man singing in karaoke barInternational visitors and tourists experiencing the Gangnam Perfect (강남 퍼펙트) Karaoke bar for the first time wonder why it’s located in the basement of Eliena Hotel. Actually, all karaoke bars or no-rae-bang rooms in the country are required to take up basement space as a venue. The requirement is part of the Ministry of Environment’s regulatory actions over the ubiquitous noise pollution that began to overwhelm South Korean neighbourhoods ever since karaoke entertainment became a culture among Korean citizens.

South Korea’s Regulation of Noise Production

Actually the reverberating sounds of loud singing over accompaniments of minus-one music, is only one of several sources of noise pollution that the Ministry of Environment had subjected to rules and regulations.

In 2006, after the Ministry of Environment received as many as 30,547 complaints about the growing level of unbearable noises in residential areas, the ministry came out with regulations to address the issue. Rules and requirements were imposed to reduce the levels of sounds coming from restaurants, karaoke bars, commercial facilities, large air conditioning systems, music schools and construction sites.

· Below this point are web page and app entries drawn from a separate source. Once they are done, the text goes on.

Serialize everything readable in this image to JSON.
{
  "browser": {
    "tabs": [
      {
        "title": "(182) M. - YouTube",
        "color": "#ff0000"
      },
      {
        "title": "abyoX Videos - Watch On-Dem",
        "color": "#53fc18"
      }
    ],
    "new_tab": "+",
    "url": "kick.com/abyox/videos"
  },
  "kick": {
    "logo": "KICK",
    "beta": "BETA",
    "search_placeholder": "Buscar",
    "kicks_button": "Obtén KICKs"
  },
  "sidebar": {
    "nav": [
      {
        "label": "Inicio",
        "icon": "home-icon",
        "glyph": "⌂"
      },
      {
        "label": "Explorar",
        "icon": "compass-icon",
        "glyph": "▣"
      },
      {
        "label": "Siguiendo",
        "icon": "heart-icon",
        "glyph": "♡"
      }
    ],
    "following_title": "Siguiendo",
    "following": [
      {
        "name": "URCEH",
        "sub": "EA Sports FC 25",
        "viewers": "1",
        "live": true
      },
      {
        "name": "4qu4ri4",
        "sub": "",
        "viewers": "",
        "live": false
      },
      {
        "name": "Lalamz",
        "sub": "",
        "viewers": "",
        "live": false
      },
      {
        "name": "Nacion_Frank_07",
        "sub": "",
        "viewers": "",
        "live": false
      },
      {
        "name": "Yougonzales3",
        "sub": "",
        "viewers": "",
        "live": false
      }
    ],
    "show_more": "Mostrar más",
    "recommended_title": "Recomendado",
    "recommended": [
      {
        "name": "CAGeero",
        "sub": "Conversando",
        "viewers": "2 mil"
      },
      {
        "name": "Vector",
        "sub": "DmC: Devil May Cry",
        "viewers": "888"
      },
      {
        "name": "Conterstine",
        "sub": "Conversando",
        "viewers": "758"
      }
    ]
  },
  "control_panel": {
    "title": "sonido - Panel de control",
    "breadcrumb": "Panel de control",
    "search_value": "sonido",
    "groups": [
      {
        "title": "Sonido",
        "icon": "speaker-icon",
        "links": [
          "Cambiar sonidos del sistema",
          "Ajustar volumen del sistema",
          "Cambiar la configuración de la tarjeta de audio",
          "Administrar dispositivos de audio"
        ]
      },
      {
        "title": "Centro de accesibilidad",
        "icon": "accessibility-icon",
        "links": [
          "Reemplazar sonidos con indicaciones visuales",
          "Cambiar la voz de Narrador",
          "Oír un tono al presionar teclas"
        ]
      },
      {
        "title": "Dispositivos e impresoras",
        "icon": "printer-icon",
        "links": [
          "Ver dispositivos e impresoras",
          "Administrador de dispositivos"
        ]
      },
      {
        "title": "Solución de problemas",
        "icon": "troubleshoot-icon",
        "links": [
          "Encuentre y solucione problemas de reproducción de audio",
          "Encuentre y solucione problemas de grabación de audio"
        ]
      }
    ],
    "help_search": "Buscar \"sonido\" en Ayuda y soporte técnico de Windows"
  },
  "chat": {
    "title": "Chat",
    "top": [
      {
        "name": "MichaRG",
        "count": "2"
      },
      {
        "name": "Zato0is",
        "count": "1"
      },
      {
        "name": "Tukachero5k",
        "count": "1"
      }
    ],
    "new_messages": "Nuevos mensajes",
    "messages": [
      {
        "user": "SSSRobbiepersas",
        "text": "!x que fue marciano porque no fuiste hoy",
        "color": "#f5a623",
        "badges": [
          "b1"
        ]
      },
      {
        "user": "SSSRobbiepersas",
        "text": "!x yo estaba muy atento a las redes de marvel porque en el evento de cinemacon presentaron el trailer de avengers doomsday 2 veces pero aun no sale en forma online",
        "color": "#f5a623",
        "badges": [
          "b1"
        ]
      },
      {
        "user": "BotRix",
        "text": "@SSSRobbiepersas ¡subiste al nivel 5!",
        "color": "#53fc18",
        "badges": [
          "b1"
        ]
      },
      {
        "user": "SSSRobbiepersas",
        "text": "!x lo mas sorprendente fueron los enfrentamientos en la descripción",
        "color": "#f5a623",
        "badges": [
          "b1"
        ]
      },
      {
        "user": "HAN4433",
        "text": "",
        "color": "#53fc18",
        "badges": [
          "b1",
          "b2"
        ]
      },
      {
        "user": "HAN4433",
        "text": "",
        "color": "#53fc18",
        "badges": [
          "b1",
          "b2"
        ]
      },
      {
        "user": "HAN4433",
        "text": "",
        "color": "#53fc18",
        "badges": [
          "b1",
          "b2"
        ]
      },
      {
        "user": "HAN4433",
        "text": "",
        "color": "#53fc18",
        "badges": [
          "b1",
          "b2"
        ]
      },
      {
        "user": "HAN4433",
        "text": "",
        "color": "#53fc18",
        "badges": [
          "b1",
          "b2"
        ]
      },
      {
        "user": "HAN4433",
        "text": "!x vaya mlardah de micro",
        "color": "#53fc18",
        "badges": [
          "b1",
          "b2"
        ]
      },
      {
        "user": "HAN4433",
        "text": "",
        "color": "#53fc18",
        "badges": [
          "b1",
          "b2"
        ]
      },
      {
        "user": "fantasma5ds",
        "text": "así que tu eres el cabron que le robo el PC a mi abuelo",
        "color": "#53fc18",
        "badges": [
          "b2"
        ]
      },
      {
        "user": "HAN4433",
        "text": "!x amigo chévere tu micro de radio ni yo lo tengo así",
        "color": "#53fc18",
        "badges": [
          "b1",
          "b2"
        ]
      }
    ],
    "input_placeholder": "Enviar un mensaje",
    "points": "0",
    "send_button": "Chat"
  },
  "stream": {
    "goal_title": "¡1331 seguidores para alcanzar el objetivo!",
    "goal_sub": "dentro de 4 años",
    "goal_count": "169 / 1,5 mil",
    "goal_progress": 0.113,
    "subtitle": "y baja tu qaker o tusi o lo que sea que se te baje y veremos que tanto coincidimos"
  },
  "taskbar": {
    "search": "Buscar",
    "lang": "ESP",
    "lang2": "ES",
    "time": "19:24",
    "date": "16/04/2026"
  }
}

The rules also apply to residences that allow their pets to bark or meow loudly and continuously; as well as to residents who sing and play with musical instruments with extreme loudness.

Nevertheless, loud sounds will be tolerated if it takes place in isolated areas out of range of residential neighbourhoods or in sound-proofed rooms.

In order to ensure the efficiency of the rules and regulations governing noise production, different government ministries were tasked to oversee the implementation of the country’s anti-noise pollution mitigation actions. Additionally, the government of South Korea set standards by which establishments and facilities near temples and residential areas must observe as allowable decibel levels.

Karaoke Bars are Also Known as No-Rae-Bang Rooms in Korea

No-Rae-Bang RoomKaraoke machines and the practice of singing in cozy, dimly-lit bars equipped with the music-producing machine are of Japanese origins. While the introduction and establishment of karaoke bars in South Korea became a huge business, entrepreneurs preferred to call their entertainment facilities as No-Rae-Bang Rooms.

Reports have it that at least one No-Rae-Bang entertainment venue exists in nearly every South Korean neighborhood. Mainly because it’s the go-to place where families, friends, co-workers and business associates find not only entertainment but also relaxation from the stresses of their daily routines.

Gangnam Perfect for one is the perfect Karaoke or No-Rae-Bang Room that fits the sophisticated lifestyle of the elite in the neighborhoods of the Gangnam District.